South London born and bred, but now based in Berlin, Lamia brews up a mesmerising sound on Not Mine. It sees her take inspiration from dark electronica and the Berlin and London electronic music scenes, as she sprinkles Not Mine with slow beats, chilled synths and most importantly vocals that wouldn’t be amiss on a classic Blue Note album. She’s described the track as being about ‘ideals overriding reality and the attempt to compete with a version of yourself within another’s mind. It explores the power of the human psyche to live through what you want to believe, rather than what is actually there’ and feels like a torch song for the 21st century.
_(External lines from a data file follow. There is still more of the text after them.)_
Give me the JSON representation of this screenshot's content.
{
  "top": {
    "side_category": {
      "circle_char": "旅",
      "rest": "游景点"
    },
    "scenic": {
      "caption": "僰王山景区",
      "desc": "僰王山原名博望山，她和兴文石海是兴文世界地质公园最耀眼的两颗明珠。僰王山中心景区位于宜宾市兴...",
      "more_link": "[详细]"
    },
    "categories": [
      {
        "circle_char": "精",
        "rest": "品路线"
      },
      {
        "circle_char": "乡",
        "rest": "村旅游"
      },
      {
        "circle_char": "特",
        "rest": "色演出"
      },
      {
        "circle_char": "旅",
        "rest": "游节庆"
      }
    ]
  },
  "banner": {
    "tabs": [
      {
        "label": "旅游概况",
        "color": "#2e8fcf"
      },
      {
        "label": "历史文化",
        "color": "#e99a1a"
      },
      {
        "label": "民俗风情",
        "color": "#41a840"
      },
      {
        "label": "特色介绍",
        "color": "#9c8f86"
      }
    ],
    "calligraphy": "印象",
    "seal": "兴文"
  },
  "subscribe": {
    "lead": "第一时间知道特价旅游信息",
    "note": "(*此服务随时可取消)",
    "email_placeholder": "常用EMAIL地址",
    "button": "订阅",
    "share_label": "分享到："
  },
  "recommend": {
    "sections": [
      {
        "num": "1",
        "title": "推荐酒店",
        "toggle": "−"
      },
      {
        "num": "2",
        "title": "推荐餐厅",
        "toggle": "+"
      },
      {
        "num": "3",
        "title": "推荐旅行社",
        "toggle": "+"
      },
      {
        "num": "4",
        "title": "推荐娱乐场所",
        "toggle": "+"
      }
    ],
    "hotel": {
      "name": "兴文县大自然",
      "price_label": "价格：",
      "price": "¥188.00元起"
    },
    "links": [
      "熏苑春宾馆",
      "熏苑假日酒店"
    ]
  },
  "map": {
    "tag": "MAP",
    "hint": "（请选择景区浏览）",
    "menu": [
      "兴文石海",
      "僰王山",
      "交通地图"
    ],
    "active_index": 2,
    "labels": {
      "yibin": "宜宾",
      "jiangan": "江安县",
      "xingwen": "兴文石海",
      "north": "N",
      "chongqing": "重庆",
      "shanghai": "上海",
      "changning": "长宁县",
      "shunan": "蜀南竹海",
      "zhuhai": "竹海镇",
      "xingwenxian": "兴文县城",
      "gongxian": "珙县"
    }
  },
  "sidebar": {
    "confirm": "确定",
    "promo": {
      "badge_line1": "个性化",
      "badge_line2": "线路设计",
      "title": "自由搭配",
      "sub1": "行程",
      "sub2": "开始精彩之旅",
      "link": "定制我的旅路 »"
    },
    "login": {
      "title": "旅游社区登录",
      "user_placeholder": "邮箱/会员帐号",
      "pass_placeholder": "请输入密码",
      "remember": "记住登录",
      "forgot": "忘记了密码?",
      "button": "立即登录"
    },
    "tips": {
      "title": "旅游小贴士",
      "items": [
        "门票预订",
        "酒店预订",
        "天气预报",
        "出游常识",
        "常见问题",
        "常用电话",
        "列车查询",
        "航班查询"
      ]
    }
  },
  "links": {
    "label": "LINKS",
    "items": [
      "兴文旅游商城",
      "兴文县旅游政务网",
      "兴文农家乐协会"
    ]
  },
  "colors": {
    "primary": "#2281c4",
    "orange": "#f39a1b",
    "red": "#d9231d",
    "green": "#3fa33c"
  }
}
I found it hard to write something about Elohim’s The Wave beyond ‘it’s great and you really should listen to it cos it’s awesome’. It’s very much its own sound and it encapsulates why she is becoming such a live draw. If you like the carefree pop of CHVRCHES, a bit of early Madonna, the leftfield laconia of Ionnalee then the upbeat and frankly fabulous The Wave will have you dancing like a fool.
Last up this week is Aussie duo Kllo with Dissolve, the lead single from their debut album Backwater which is out on 20th October. There’s an oddly retro feel to this; not in the arrangement or overall sound, but more the sensation It creates of being around dance music in the early 90s when the excitement of hearing something new and innovative was such a rush. You can pick out a myriad of genres on Dissolve but it feels so self-contained and unified it feels like it was born, not made. They’re playing Manchester soon an we’ll be there, that’s for sure!
Thanks for sticking with me through all that verbiage, as ever, I hope there was something in there that appealed and made you want to hear more from these fabulous artists!